6. Spinal Tap
Spinal Tap is a grammy-nominated heavy metal band born from a 1979 sketch comedy pilot entitled “The T.V. Show.” Rob Reiner was involved in the show, and eventually made This is Spinal Tap, a canonical and hilarious mockumentary film. The band has films, albums, concerts, tours and reunion tours, all simply based on their comedic bravado and ridiculous metal song play. This Is Spinal Tap was only a modest success after the initial release, but has received universal acclaim over the years – Empire Magazine called it one of the greatest films of all time.
7. The Carrie Nations
I remember watching the movie, Beyond the Valley of the Dolls, featuring the sexy all-girl band, The Carrie Nations, and feeling my head was about to explode into drug-addled, euphoric, mind-bending psychadelia.

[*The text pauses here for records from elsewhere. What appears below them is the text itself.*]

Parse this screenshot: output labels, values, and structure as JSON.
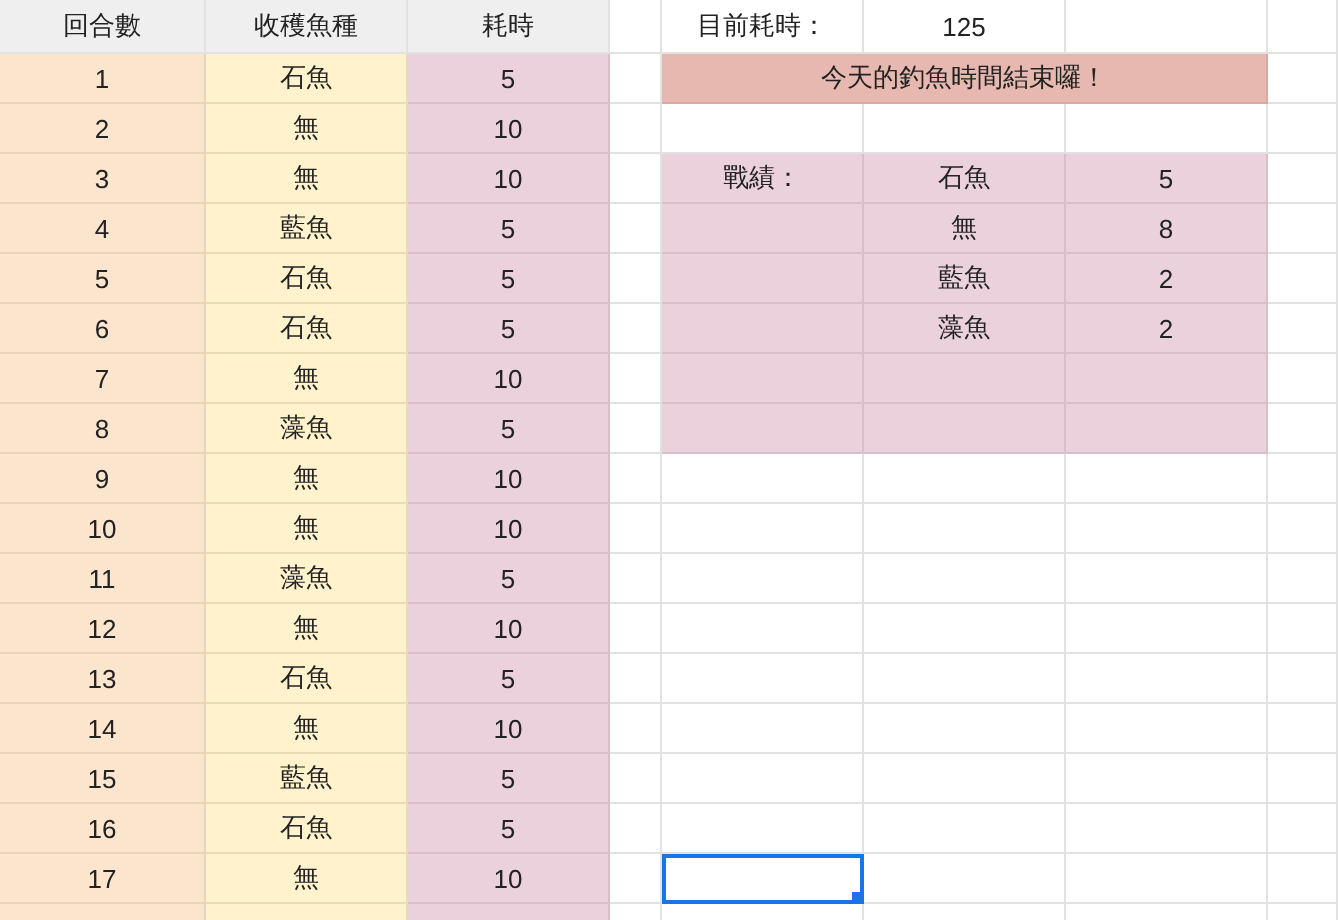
{
  "columns": [
    "回合數",
    "收穫魚種",
    "耗時"
  ],
  "rows": [
    {
      "round": "1",
      "fish": "石魚",
      "time": "5",
      "selected": false
    },
    {
      "round": "2",
      "fish": "無",
      "time": "10",
      "selected": false
    },
    {
      "round": "3",
      "fish": "無",
      "time": "10",
      "selected": false
    },
    {
      "round": "4",
      "fish": "藍魚",
      "time": "5",
      "selected": false
    },
    {
      "round": "5",
      "fish": "石魚",
      "time": "5",
      "selected": false
    },
    {
      "round": "6",
      "fish": "石魚",
      "time": "5",
      "selected": false
    },
    {
      "round": "7",
      "fish": "無",
      "time": "10",
      "selected": false
    },
    {
      "round": "8",
      "fish": "藻魚",
      "time": "5",
      "selected": false
    },
    {
      "round": "9",
      "fish": "無",
      "time": "10",
      "selected": false
    },
    {
      "round": "10",
      "fish": "無",
      "time": "10",
      "selected": false
    },
    {
      "round": "11",
      "fish": "藻魚",
      "time": "5",
      "selected": false
    },
    {
      "round": "12",
      "fish": "無",
      "time": "10",
      "selected": false
    },
    {
      "round": "13",
      "fish": "石魚",
      "time": "5",
      "selected": false
    },
    {
      "round": "14",
      "fish": "無",
      "time": "10",
      "selected": false
    },
    {
      "round": "15",
      "fish": "藍魚",
      "time": "5",
      "selected": false
    },
    {
      "round": "16",
      "fish": "石魚",
      "time": "5",
      "selected": false
    },
    {
      "round": "17",
      "fish": "無",
      "time": "10",
      "selected": true
    }
  ],
  "current_time": {
    "label": "目前耗時：",
    "value": "125"
  },
  "banner": "今天的釣魚時間結束囉！",
  "results": {
    "label": "戰績：",
    "rows": [
      {
        "fish": "石魚",
        "count": "5"
      },
      {
        "fish": "無",
        "count": "8"
      },
      {
        "fish": "藍魚",
        "count": "2"
      },
      {
        "fish": "藻魚",
        "count": "2"
      }
    ]
  }
}
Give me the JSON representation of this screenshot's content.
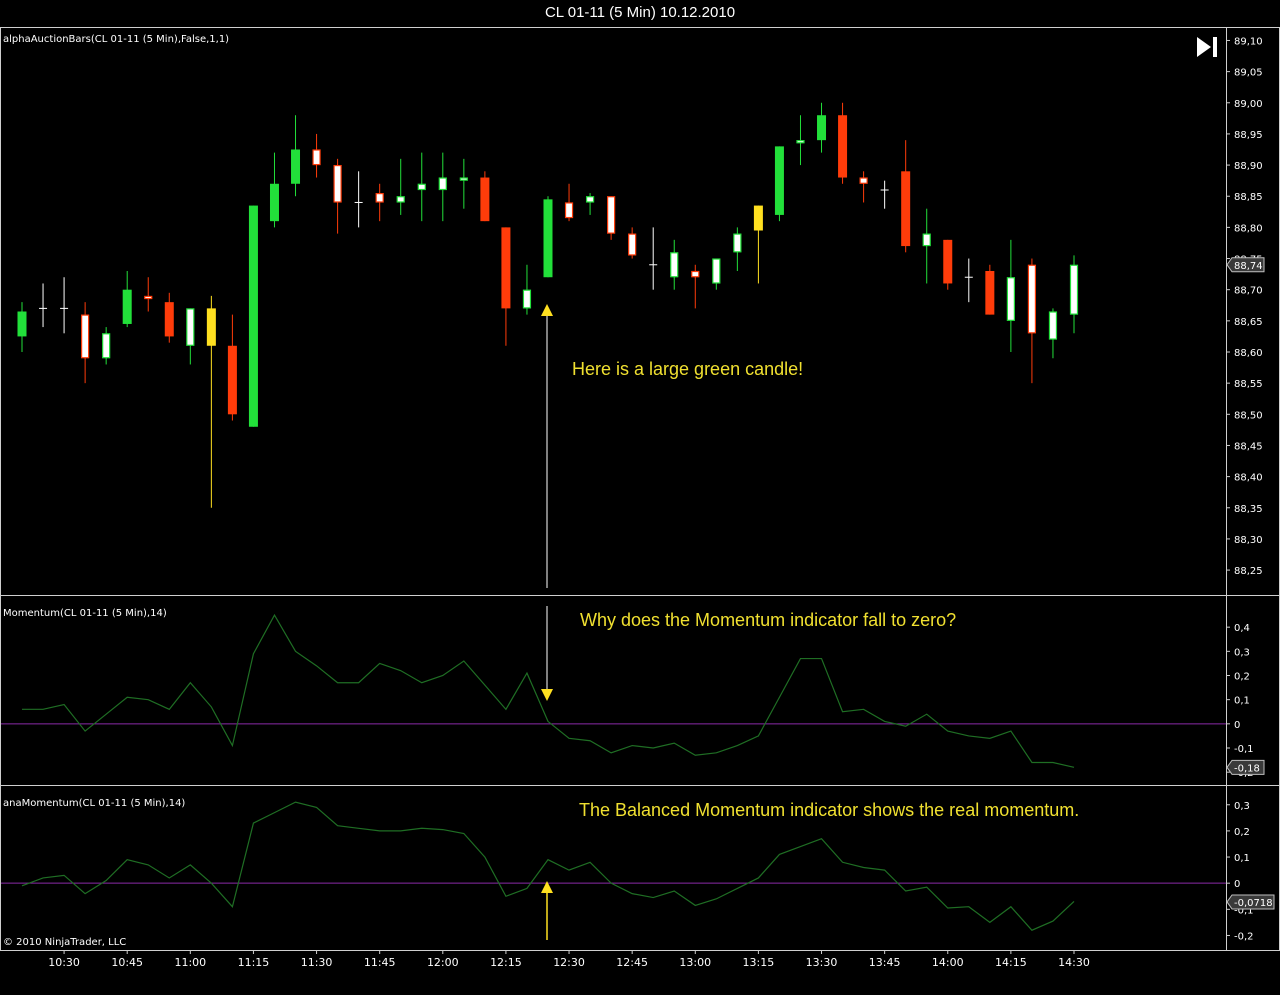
{
  "window": {
    "title": "CL 01-11 (5 Min)  10.12.2010"
  },
  "copyright": "© 2010 NinjaTrader, LLC",
  "colors": {
    "background": "#000000",
    "bull": "#22e03a",
    "bear": "#ff3c0a",
    "neutral_body": "#ffffff",
    "neutral_wick": "#ffffff",
    "yellow": "#ffe020",
    "indicator_line": "#1f6e24",
    "zero_line": "#8a2aa8",
    "annotation_text": "#f0e030",
    "grid_border": "#cfcfcf"
  },
  "icons": {
    "jump_to_end": "skip-to-end-icon"
  },
  "chart_data": [
    {
      "type": "candlestick",
      "label": "alphaAuctionBars(CL 01-11 (5 Min),False,1,1)",
      "ylim": [
        88.21,
        89.12
      ],
      "ytick_labels": [
        "89,10",
        "89,05",
        "89,00",
        "88,95",
        "88,90",
        "88,85",
        "88,80",
        "88,75",
        "88,70",
        "88,65",
        "88,60",
        "88,55",
        "88,50",
        "88,45",
        "88,40",
        "88,35",
        "88,30",
        "88,25"
      ],
      "ytick_values": [
        89.1,
        89.05,
        89.0,
        88.95,
        88.9,
        88.85,
        88.8,
        88.75,
        88.7,
        88.65,
        88.6,
        88.55,
        88.5,
        88.45,
        88.4,
        88.35,
        88.3,
        88.25
      ],
      "last_value_label": "88,74",
      "last_value": 88.74,
      "annotation": "Here is a large green candle!",
      "bars": [
        {
          "o": 88.625,
          "h": 88.68,
          "l": 88.6,
          "c": 88.665,
          "s": "bull",
          "f": true
        },
        {
          "o": 88.67,
          "h": 88.71,
          "l": 88.64,
          "c": 88.67,
          "s": "doji",
          "f": true
        },
        {
          "o": 88.67,
          "h": 88.72,
          "l": 88.63,
          "c": 88.67,
          "s": "doji",
          "f": true
        },
        {
          "o": 88.66,
          "h": 88.68,
          "l": 88.55,
          "c": 88.59,
          "s": "bear",
          "f": false
        },
        {
          "o": 88.59,
          "h": 88.64,
          "l": 88.58,
          "c": 88.63,
          "s": "bull",
          "f": false
        },
        {
          "o": 88.645,
          "h": 88.73,
          "l": 88.64,
          "c": 88.7,
          "s": "bull",
          "f": true
        },
        {
          "o": 88.69,
          "h": 88.72,
          "l": 88.665,
          "c": 88.685,
          "s": "bear",
          "f": false
        },
        {
          "o": 88.68,
          "h": 88.695,
          "l": 88.615,
          "c": 88.625,
          "s": "bear",
          "f": true
        },
        {
          "o": 88.61,
          "h": 88.67,
          "l": 88.58,
          "c": 88.67,
          "s": "bull",
          "f": false
        },
        {
          "o": 88.67,
          "h": 88.69,
          "l": 88.35,
          "c": 88.61,
          "s": "yellow",
          "f": true
        },
        {
          "o": 88.61,
          "h": 88.66,
          "l": 88.49,
          "c": 88.5,
          "s": "bear",
          "f": true
        },
        {
          "o": 88.48,
          "h": 88.835,
          "l": 88.48,
          "c": 88.835,
          "s": "bull",
          "f": true
        },
        {
          "o": 88.81,
          "h": 88.92,
          "l": 88.8,
          "c": 88.87,
          "s": "bull",
          "f": true
        },
        {
          "o": 88.87,
          "h": 88.98,
          "l": 88.85,
          "c": 88.925,
          "s": "bull",
          "f": true
        },
        {
          "o": 88.925,
          "h": 88.95,
          "l": 88.88,
          "c": 88.9,
          "s": "bear",
          "f": false
        },
        {
          "o": 88.9,
          "h": 88.91,
          "l": 88.79,
          "c": 88.84,
          "s": "bear",
          "f": false
        },
        {
          "o": 88.84,
          "h": 88.89,
          "l": 88.8,
          "c": 88.84,
          "s": "doji",
          "f": true
        },
        {
          "o": 88.855,
          "h": 88.87,
          "l": 88.81,
          "c": 88.84,
          "s": "bear",
          "f": false
        },
        {
          "o": 88.84,
          "h": 88.91,
          "l": 88.82,
          "c": 88.85,
          "s": "bull",
          "f": false
        },
        {
          "o": 88.86,
          "h": 88.92,
          "l": 88.81,
          "c": 88.87,
          "s": "bull",
          "f": false
        },
        {
          "o": 88.86,
          "h": 88.92,
          "l": 88.81,
          "c": 88.88,
          "s": "bull",
          "f": false
        },
        {
          "o": 88.875,
          "h": 88.91,
          "l": 88.83,
          "c": 88.88,
          "s": "bull",
          "f": false
        },
        {
          "o": 88.88,
          "h": 88.89,
          "l": 88.81,
          "c": 88.81,
          "s": "bear",
          "f": true
        },
        {
          "o": 88.8,
          "h": 88.8,
          "l": 88.61,
          "c": 88.67,
          "s": "bear",
          "f": true
        },
        {
          "o": 88.67,
          "h": 88.74,
          "l": 88.66,
          "c": 88.7,
          "s": "bull",
          "f": false
        },
        {
          "o": 88.72,
          "h": 88.85,
          "l": 88.72,
          "c": 88.845,
          "s": "bull",
          "f": true
        },
        {
          "o": 88.84,
          "h": 88.87,
          "l": 88.81,
          "c": 88.815,
          "s": "bear",
          "f": false
        },
        {
          "o": 88.84,
          "h": 88.855,
          "l": 88.82,
          "c": 88.85,
          "s": "bull",
          "f": false
        },
        {
          "o": 88.85,
          "h": 88.85,
          "l": 88.78,
          "c": 88.79,
          "s": "bear",
          "f": false
        },
        {
          "o": 88.79,
          "h": 88.8,
          "l": 88.75,
          "c": 88.755,
          "s": "bear",
          "f": false
        },
        {
          "o": 88.74,
          "h": 88.8,
          "l": 88.7,
          "c": 88.74,
          "s": "doji",
          "f": true
        },
        {
          "o": 88.72,
          "h": 88.78,
          "l": 88.7,
          "c": 88.76,
          "s": "bull",
          "f": false
        },
        {
          "o": 88.73,
          "h": 88.74,
          "l": 88.67,
          "c": 88.72,
          "s": "bear",
          "f": false
        },
        {
          "o": 88.71,
          "h": 88.75,
          "l": 88.7,
          "c": 88.75,
          "s": "bull",
          "f": false
        },
        {
          "o": 88.76,
          "h": 88.8,
          "l": 88.73,
          "c": 88.79,
          "s": "bull",
          "f": false
        },
        {
          "o": 88.795,
          "h": 88.835,
          "l": 88.71,
          "c": 88.835,
          "s": "yellow",
          "f": true
        },
        {
          "o": 88.82,
          "h": 88.93,
          "l": 88.81,
          "c": 88.93,
          "s": "bull",
          "f": true
        },
        {
          "o": 88.935,
          "h": 88.98,
          "l": 88.9,
          "c": 88.94,
          "s": "bull",
          "f": false
        },
        {
          "o": 88.94,
          "h": 89.0,
          "l": 88.92,
          "c": 88.98,
          "s": "bull",
          "f": true
        },
        {
          "o": 88.98,
          "h": 89.0,
          "l": 88.87,
          "c": 88.88,
          "s": "bear",
          "f": true
        },
        {
          "o": 88.88,
          "h": 88.89,
          "l": 88.84,
          "c": 88.87,
          "s": "bear",
          "f": false
        },
        {
          "o": 88.86,
          "h": 88.875,
          "l": 88.83,
          "c": 88.86,
          "s": "doji",
          "f": true
        },
        {
          "o": 88.89,
          "h": 88.94,
          "l": 88.76,
          "c": 88.77,
          "s": "bear",
          "f": true
        },
        {
          "o": 88.77,
          "h": 88.83,
          "l": 88.71,
          "c": 88.79,
          "s": "bull",
          "f": false
        },
        {
          "o": 88.78,
          "h": 88.78,
          "l": 88.7,
          "c": 88.71,
          "s": "bear",
          "f": true
        },
        {
          "o": 88.72,
          "h": 88.75,
          "l": 88.68,
          "c": 88.72,
          "s": "doji",
          "f": true
        },
        {
          "o": 88.73,
          "h": 88.74,
          "l": 88.66,
          "c": 88.66,
          "s": "bear",
          "f": true
        },
        {
          "o": 88.65,
          "h": 88.78,
          "l": 88.6,
          "c": 88.72,
          "s": "bull",
          "f": false
        },
        {
          "o": 88.74,
          "h": 88.75,
          "l": 88.55,
          "c": 88.63,
          "s": "bear",
          "f": false
        },
        {
          "o": 88.62,
          "h": 88.67,
          "l": 88.59,
          "c": 88.665,
          "s": "bull",
          "f": false
        },
        {
          "o": 88.66,
          "h": 88.755,
          "l": 88.63,
          "c": 88.74,
          "s": "bull",
          "f": false
        }
      ]
    },
    {
      "type": "line",
      "label": "Momentum(CL 01-11 (5 Min),14)",
      "ylim": [
        -0.22,
        0.5
      ],
      "ytick_labels": [
        "0,4",
        "0,3",
        "0,2",
        "0,1",
        "0",
        "-0,1",
        "-0,2"
      ],
      "ytick_values": [
        0.4,
        0.3,
        0.2,
        0.1,
        0,
        -0.1,
        -0.2
      ],
      "last_value_label": "-0,18",
      "last_value": -0.18,
      "zero_line": 0,
      "annotation": "Why does the Momentum indicator fall to zero?",
      "values": [
        0.06,
        0.06,
        0.08,
        -0.03,
        0.04,
        0.11,
        0.1,
        0.06,
        0.17,
        0.07,
        -0.09,
        0.29,
        0.45,
        0.3,
        0.24,
        0.17,
        0.17,
        0.25,
        0.22,
        0.17,
        0.2,
        0.26,
        0.16,
        0.06,
        0.21,
        0.01,
        -0.06,
        -0.07,
        -0.12,
        -0.09,
        -0.1,
        -0.08,
        -0.13,
        -0.12,
        -0.09,
        -0.05,
        0.11,
        0.27,
        0.27,
        0.05,
        0.06,
        0.01,
        -0.01,
        0.04,
        -0.03,
        -0.05,
        -0.06,
        -0.03,
        -0.16,
        -0.16,
        -0.18
      ]
    },
    {
      "type": "line",
      "label": "anaMomentum(CL 01-11 (5 Min),14)",
      "ylim": [
        -0.225,
        0.345
      ],
      "ytick_labels": [
        "0,3",
        "0,2",
        "0,1",
        "0",
        "-0,1",
        "-0,2"
      ],
      "ytick_values": [
        0.3,
        0.2,
        0.1,
        0,
        -0.1,
        -0.2
      ],
      "last_value_label": "-0,0718",
      "last_value": -0.0718,
      "zero_line": 0,
      "annotation": "The Balanced Momentum indicator shows the real momentum.",
      "values": [
        -0.01,
        0.02,
        0.03,
        -0.04,
        0.01,
        0.09,
        0.07,
        0.02,
        0.07,
        0.0,
        -0.09,
        0.23,
        0.27,
        0.31,
        0.29,
        0.22,
        0.21,
        0.2,
        0.2,
        0.21,
        0.205,
        0.19,
        0.1,
        -0.05,
        -0.02,
        0.09,
        0.05,
        0.08,
        0.0,
        -0.04,
        -0.055,
        -0.03,
        -0.085,
        -0.06,
        -0.02,
        0.02,
        0.11,
        0.14,
        0.17,
        0.08,
        0.06,
        0.05,
        -0.03,
        -0.015,
        -0.095,
        -0.09,
        -0.15,
        -0.09,
        -0.18,
        -0.145,
        -0.07
      ]
    }
  ],
  "x_axis": {
    "tick_labels": [
      "10:30",
      "10:45",
      "11:00",
      "11:15",
      "11:30",
      "11:45",
      "12:00",
      "12:15",
      "12:30",
      "12:45",
      "13:00",
      "13:15",
      "13:30",
      "13:45",
      "14:00",
      "14:15",
      "14:30"
    ],
    "tick_bar_index": [
      2,
      5,
      8,
      11,
      14,
      17,
      20,
      23,
      26,
      29,
      32,
      35,
      38,
      41,
      44,
      47,
      50
    ]
  }
}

This film, written by legendary film critic Roger Ebert and directed in 1970 by cult impresario Russ Meyer, was certainly on the crazy side. To be accurate, the band was first called the Kelly Affair, a bunch of sexy, impressionable young band members who get eaten up by success. The soundtrack of Beyond the Valley of the Dolls, written by Stu Philips, featured Carrie Nations’ songs but none of the actresses appeared on vocals or instrumentals. For the film, the girls received music lessons for maximum believability, which worked, sort of.
Jem was an 80’s cartoon television series about record producer Jerrica Benton, who flirted with a double life as Jem, the fabulous lead singer of the Holograms (Hannah Montana, eat your heart out). This Hasbro cartoon series, which aired from 1985 to 1988, featured an 80’s color scheme, outrageous fashion and big pink hair. Jerrica turned into Jem with the help of a supercomputer named Synergy and was in love with a beautiful purple-haired boy. Jem sold lots of cassettes despite being fake… and animated. She was truly outrageous.
9. The Rutles
Many people know of The Rutles because of their constant, unabashed parodying of the Fab Four. The Rutles, also known as the “Pre-Fab Four,” were created by Eric Idle and Neil Innes as a fictional band to be promoted by 70’s television programs on the BBC. However, The Rutles accidentally evolved into a band, recording two hits, appeared on Saturday Night Live, and tour.
10. The Soggy Bottom Boys
This fake bluegrass band was featured in the Coen brothers’ 2000 flick, Oh Brother Where Art Thou?. The Soggy Bottom Boys singlehandedly spawned a bluegrass revival through the success of the film. Though George Clooney fronted the band, it was vocalist Dan Tyminski who really got the popularity of the Soggy Bottom Boys and the film’s soundtrack the attention it deserved. The jailbird trio’s hit song, Man of Constant Sorrow, went on to win awards, including a Grammy for Best Country Collaboration with Vocals and the Country Music Association’s award for Best Single of the Year.
Forlorn Gaze, Street Press – Ep.2
Forlorn Gaze, Photo Shoot – Ep.3
Rebecca Leib received her BFA in Fine Art and MFA in writing and hails from Milwaukee, Wisconsin. She is a Los Angeles based comedian and writer. Her work can be seen in the pages of many print and online publications, including Beautiful/Decay, Artillery Magazine, Blackbook, Tvgasm, Metrowize and Dailyfill. She has performed at the Second City Studio Theatre, UCB-LA, IOWest and the improv, and can often be seen brooding at sidewalk cafes.